But even in its darkest moments the book has a strange kind of grace, thanks to Yanagihara’s writing and her deep compassion for her four protagonists, even when they’re at their most unlovable (JB) or their most frustrating (Jude). She has a painterly attentiveness to light and scenery and her descriptions are beautiful in the same way as her plotting, shaded with sadness, because all things, especially the loveliest, are transitory. Take this train journey, for example:
The other aspect of those weekday-evening trips he loved was the light itself, how it filled the train like something living as the cars rattled across the bridge, how it washed the weariness from his seatmates’ faces and revealed them as they were when they first came to the country, when they were young and America seemed conquerable.
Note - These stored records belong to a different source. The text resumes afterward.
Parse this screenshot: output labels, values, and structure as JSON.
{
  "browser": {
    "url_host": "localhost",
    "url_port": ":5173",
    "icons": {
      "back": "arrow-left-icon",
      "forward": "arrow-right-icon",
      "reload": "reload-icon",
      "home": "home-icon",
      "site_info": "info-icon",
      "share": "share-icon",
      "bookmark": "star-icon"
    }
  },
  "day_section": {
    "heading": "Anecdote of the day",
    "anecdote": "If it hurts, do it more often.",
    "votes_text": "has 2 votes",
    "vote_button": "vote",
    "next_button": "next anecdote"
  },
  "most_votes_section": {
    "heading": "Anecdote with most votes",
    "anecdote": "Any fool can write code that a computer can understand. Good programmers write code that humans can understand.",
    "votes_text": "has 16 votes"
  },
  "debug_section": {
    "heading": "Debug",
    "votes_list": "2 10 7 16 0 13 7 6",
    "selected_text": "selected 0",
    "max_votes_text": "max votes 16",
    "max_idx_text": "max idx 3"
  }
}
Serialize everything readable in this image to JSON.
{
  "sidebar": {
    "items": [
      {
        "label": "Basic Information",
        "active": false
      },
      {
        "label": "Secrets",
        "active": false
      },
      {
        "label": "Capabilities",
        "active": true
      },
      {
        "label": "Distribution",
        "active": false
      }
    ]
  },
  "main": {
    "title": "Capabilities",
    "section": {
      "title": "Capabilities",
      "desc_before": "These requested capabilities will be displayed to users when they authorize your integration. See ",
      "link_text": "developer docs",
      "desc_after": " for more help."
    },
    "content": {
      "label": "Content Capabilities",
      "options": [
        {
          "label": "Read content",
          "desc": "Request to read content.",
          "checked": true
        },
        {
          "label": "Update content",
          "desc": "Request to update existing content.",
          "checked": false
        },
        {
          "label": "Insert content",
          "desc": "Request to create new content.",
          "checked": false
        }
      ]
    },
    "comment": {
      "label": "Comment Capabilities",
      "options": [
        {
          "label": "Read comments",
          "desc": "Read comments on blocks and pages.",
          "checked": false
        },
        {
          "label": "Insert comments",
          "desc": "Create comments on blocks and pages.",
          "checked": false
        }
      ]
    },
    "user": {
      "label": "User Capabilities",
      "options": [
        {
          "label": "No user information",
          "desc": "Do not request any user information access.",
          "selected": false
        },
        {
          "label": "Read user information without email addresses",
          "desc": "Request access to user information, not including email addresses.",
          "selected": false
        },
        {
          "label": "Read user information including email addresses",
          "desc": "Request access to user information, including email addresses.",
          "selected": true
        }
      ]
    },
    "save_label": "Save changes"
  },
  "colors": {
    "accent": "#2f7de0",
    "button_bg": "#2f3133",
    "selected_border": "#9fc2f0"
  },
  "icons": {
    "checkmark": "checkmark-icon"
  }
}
He’d watch that kind light suffuse the car like syrup, watch it smudge furrows from foreheads, slick gray hairs into gold, gentle the aggressive shine from cheap fabrics into something lustrous and fine. And then the sun would drift, the car rattling uncaringly away from it, and the world would return to its normal sad shapes and colors, the people to their normal sad state, a shift as cruel and abrupt as if it had been made by a sorcerer’s wand.
Have I criticisms? Very few. There are times when the cruelty of it all feels a bit too much, but there are also acts of great, selfless kindness. I might venture that Willem occasionally felt too perfect, too understanding and too patient, but that would be to quibble. Essentially this is an extraordinarily fine book. If you enjoyed The Goldfinch, I think you would enjoy this too, for there are moments when the two books feel very similar in spirit, though A Little Life is darker and more haunting. I firmly recommend it, but you have to be prepared to find time for it. It’s 720 pages long in its paperback edition and it helps, I think, to read large chunks in one go so that you get lost in its world and feel the characters coming alive around you. It isn’t a fun novel, it isn’t easy, and it will require you to venture into some very dark places, but it is rewarding, in its sobering way.
One day, maybe in a year or so, I’d like to read it again so that I can savour the language a little more, but in the meantime I’m looking forward to reading Yanagihara’s earlier novel, The People in the Trees, which I took out of the library at the same time.